▸ Records for processing:
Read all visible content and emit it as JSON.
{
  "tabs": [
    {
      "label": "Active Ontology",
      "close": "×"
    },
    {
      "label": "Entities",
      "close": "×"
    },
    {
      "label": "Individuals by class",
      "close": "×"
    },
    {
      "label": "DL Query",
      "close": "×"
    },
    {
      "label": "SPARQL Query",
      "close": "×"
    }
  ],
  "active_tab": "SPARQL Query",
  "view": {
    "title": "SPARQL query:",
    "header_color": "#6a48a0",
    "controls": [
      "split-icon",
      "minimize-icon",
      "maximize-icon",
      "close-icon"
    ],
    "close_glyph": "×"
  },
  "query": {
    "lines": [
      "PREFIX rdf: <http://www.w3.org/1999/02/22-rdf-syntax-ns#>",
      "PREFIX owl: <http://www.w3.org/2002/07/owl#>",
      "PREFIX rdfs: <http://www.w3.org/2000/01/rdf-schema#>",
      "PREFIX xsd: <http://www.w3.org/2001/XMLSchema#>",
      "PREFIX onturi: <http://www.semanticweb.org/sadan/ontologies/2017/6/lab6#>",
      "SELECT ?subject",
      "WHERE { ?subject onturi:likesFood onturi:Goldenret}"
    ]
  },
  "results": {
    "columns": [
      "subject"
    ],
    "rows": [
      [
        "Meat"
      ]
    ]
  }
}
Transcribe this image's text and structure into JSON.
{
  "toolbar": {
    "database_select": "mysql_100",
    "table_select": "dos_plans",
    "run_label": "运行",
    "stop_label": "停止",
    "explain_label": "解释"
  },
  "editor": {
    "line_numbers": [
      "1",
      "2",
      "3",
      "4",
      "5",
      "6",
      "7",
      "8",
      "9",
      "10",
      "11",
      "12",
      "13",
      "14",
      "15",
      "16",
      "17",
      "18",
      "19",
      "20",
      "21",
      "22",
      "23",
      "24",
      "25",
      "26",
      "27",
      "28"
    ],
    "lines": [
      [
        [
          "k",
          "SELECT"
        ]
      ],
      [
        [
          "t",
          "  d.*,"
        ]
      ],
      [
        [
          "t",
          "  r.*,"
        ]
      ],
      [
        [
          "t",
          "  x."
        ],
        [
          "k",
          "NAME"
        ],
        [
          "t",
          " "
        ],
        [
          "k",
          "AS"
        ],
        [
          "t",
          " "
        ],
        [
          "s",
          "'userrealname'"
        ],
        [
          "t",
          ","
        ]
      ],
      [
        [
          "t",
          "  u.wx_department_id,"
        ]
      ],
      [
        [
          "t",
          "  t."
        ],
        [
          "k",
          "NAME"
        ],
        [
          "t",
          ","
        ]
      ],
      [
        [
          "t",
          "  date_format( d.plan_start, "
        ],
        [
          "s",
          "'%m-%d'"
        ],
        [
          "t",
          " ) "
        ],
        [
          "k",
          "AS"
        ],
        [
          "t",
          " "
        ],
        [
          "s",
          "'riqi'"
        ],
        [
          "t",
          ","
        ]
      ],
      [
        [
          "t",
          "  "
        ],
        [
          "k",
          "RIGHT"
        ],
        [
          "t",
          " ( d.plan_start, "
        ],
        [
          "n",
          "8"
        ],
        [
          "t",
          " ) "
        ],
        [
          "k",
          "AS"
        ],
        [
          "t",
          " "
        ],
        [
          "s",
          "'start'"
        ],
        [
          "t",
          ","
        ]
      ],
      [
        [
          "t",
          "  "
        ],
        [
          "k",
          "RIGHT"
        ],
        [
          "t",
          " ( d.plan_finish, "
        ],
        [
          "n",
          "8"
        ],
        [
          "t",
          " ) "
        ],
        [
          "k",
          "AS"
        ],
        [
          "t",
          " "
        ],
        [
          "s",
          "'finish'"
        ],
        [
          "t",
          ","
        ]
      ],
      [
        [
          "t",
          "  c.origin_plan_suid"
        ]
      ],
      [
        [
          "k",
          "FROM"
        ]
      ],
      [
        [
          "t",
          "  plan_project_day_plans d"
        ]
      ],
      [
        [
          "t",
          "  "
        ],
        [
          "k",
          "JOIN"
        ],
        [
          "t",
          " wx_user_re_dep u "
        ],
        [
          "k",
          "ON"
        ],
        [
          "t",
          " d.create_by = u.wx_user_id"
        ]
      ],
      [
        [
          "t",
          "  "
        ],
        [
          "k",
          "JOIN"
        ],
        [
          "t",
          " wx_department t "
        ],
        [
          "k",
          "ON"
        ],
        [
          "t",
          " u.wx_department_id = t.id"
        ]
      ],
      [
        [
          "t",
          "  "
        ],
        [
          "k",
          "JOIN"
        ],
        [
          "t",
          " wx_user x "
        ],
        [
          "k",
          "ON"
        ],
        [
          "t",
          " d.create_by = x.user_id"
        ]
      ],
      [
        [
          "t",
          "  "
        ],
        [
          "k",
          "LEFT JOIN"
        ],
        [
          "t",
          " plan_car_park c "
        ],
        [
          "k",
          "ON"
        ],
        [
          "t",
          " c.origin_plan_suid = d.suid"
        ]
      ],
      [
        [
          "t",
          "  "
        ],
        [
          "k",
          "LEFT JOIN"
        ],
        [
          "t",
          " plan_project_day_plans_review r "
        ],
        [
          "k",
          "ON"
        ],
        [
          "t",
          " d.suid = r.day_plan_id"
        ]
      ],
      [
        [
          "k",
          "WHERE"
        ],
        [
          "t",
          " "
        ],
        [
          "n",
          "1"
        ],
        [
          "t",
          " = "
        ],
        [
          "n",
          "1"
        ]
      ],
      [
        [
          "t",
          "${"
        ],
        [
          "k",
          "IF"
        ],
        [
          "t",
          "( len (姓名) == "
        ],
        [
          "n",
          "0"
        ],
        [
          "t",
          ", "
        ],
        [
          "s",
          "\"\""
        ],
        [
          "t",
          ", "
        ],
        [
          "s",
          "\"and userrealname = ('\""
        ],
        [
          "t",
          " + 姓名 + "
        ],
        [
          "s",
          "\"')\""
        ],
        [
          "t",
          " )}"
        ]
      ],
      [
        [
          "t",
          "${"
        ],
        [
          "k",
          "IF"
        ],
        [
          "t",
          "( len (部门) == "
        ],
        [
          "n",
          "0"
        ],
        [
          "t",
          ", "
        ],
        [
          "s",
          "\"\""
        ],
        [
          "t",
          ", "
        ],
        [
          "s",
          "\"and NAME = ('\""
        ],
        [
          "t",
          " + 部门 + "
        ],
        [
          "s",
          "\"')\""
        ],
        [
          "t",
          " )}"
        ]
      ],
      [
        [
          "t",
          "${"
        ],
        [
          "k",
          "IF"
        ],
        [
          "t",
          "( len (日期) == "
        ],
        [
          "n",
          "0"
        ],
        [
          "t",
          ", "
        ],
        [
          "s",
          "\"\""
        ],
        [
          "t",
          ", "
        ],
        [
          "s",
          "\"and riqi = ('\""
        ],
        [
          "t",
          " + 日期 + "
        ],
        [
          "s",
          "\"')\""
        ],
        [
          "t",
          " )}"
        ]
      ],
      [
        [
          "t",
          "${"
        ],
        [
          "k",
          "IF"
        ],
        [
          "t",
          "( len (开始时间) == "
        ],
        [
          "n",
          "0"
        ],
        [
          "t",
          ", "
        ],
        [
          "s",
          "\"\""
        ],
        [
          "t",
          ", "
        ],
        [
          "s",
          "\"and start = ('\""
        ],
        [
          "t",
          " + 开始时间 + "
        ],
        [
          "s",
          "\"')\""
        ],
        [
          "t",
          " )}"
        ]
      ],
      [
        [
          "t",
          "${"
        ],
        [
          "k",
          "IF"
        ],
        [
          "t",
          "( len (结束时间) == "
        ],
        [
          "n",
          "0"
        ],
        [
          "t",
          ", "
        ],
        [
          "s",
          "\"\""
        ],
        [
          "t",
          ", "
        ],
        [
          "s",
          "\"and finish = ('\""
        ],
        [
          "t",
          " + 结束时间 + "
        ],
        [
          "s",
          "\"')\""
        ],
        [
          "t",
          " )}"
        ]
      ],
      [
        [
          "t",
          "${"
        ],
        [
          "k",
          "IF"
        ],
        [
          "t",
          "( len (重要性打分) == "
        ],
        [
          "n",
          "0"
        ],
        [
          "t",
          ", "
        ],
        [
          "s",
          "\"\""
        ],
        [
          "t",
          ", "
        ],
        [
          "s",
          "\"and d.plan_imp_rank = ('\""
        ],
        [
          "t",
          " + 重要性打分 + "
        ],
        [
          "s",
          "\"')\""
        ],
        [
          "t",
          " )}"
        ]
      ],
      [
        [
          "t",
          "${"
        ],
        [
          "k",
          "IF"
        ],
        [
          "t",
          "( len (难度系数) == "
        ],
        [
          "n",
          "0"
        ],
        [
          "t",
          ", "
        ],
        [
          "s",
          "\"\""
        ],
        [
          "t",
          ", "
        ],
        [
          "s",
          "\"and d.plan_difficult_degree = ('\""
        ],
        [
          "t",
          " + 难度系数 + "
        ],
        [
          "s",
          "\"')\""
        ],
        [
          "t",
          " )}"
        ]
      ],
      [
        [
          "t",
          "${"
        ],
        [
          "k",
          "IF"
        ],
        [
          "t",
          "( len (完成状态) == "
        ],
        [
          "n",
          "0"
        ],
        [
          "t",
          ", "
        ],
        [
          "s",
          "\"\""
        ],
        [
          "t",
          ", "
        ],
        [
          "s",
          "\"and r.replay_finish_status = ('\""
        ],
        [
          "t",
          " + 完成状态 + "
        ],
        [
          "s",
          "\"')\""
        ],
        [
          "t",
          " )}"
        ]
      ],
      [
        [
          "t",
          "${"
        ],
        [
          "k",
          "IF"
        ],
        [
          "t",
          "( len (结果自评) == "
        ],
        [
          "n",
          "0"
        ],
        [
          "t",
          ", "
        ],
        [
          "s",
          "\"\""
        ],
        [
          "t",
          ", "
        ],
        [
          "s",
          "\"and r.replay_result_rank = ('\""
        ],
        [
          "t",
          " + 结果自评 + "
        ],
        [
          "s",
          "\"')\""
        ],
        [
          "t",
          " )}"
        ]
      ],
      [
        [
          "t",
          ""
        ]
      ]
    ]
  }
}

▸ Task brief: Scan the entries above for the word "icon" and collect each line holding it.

▸ Task solution:
      "split-icon",
      "minimize-icon",
      "maximize-icon",
      "close-icon"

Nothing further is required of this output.